» WHAT YOU SHOULD DO
Go through the data below line by line and report how many lines contain "user", giving only that figure.

(THE INPUT)

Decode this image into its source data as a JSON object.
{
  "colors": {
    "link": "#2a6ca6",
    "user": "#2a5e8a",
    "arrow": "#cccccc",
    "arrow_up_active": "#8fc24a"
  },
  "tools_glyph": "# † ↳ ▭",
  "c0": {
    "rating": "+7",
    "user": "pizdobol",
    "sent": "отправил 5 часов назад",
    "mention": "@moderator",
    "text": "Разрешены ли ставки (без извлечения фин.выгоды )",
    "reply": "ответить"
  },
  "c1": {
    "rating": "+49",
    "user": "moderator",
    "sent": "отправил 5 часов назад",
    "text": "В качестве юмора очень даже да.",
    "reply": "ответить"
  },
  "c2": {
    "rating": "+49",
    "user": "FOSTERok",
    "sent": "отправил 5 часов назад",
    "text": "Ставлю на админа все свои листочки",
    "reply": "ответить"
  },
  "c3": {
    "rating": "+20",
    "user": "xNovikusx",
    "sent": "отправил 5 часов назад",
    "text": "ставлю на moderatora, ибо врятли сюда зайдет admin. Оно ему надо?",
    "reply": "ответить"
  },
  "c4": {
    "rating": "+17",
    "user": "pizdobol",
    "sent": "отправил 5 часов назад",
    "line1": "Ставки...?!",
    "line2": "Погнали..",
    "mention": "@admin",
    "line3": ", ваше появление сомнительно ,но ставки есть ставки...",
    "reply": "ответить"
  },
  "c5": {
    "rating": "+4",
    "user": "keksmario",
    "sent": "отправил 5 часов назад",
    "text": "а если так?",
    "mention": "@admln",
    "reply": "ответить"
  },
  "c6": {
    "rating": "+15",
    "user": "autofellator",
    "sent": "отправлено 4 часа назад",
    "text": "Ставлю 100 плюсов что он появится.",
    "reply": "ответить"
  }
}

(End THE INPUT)

» TASK SOLUTION
8